Tuesday, May 2, 2017

Spring Woodshed Challenge: 2017 Part I

How early is your wood stored and ready for winter?  Most experts recommend a full year in advance.

I've set myself a challenge to post pictures in spring as I improve and fill my woodshed.  (Think of these as the "before" pictures if you like... we can go back and look at the improvements over time.)
Year 1

Year 2 (tarpaper roof)

Year 3-4: shingled

Year 4 (experimental stack)

Year 5

This year's project: a DIVIDER. 

To stay a full year ahead (or more) on drying time, I need to be able to separate the cured wood from the drying wood.  And I need to start stacking wet wood somewhere to dry, in fall or mid-winter, while still having full access to my cured, dry stash. 
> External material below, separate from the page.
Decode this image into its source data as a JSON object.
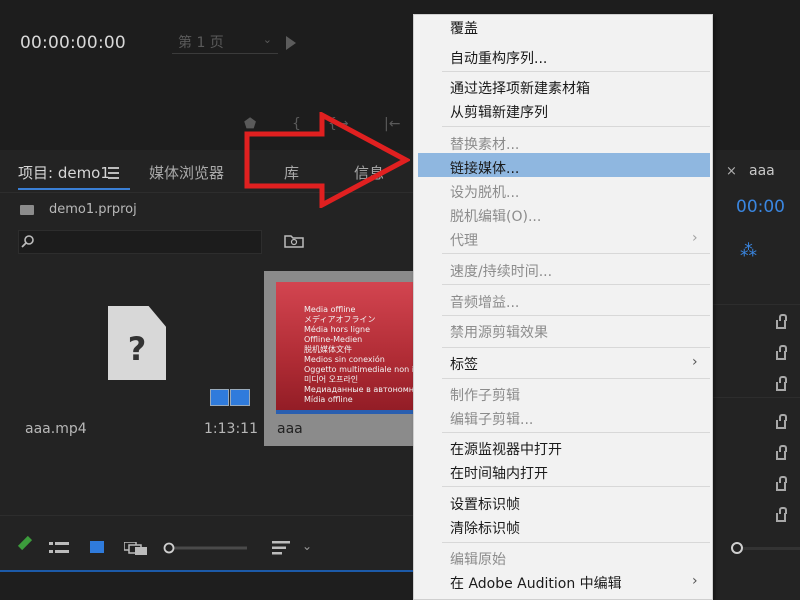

I do NOT want to re-stack wood back to front every time I start processing a downed tree.
The tool for this job is simple: a divider, like stalls in a barn. 

Now I can start the winter with two sides full.  I use the older, drier side first.  Whenever one side is empty, I can clean out and re-fill it. 

We seem to use a little over a cord per winter, and this shed is 8' by 12' inside.  So I've made the divider a little taller than 4 feet.  That gives us a cord+ on each side, plus 4 feet of semi-dry space for the chopping block and junk ... *ahem* ... "useful barbecue stuff".  
Maybe I will build a "stuff shed" onto the side of the wood shed, so we have a shaded place to store gasoline and other goodies without losing wood space.  But I suspect that no matter how many sheds you have, there will always be more stuff that drifts in there... it's like a junk magnet.

The divider is ... "ghetto chic."
A recycled pallet would have worked, but I am "saving" my palettes for a bigger project.
So this divider is made almost entirely of wood scraps that are crappier than pallet wood.  Stuff I prefer not to burn - pressure treated, OSB, painted boards.  It is gappy to allow air flow. 

It is REALLY messy looking because I got fed up with trying to find where I'd squirrelled away all my outdoor tools last winter.  (I am already a couple months behind the time I started stacking wood last year.) 
I ended up taking the scrap to a borrowed saw, cutting a few useful-ish gussets (little angled chunks of OSB), and just gobbing it together. 
I finally found my saw, safely tucked away in our new carport, about 20 minutes after I screwed the last board onto this mess.

But it works!

As of May 2:
about 1/3 cord
(1 face cord).
It makes it MUCH easier to quickly stack a pile of wood. And it gives me a thrill of hope to see the disappointed look on the faces of our two dogs. 

These two eager squeak-hunters have been tumbling the wood rows into piles, and eating chunks out of the woodshed itself, following the scent of long-gone squirrels and the sound of each others' scrabbling around.

Maybe with this divider in place, they won't be able to mix the wet wood quite so thoroughly into the last precious stacks of dry wood.

Maybe I'm being optimistic.  Two 60-pound dogs, one full-blooded terrier and one mutt, can rearrange a lot of wood when they are in the throes of "squeak-hunting."

So if I can't stop them eating my wood shed, at least I can look forward to the chewed-up corners giving a little bit of improved ventilation. 

As long as they don't chew through the support posts, we're good.  ;-)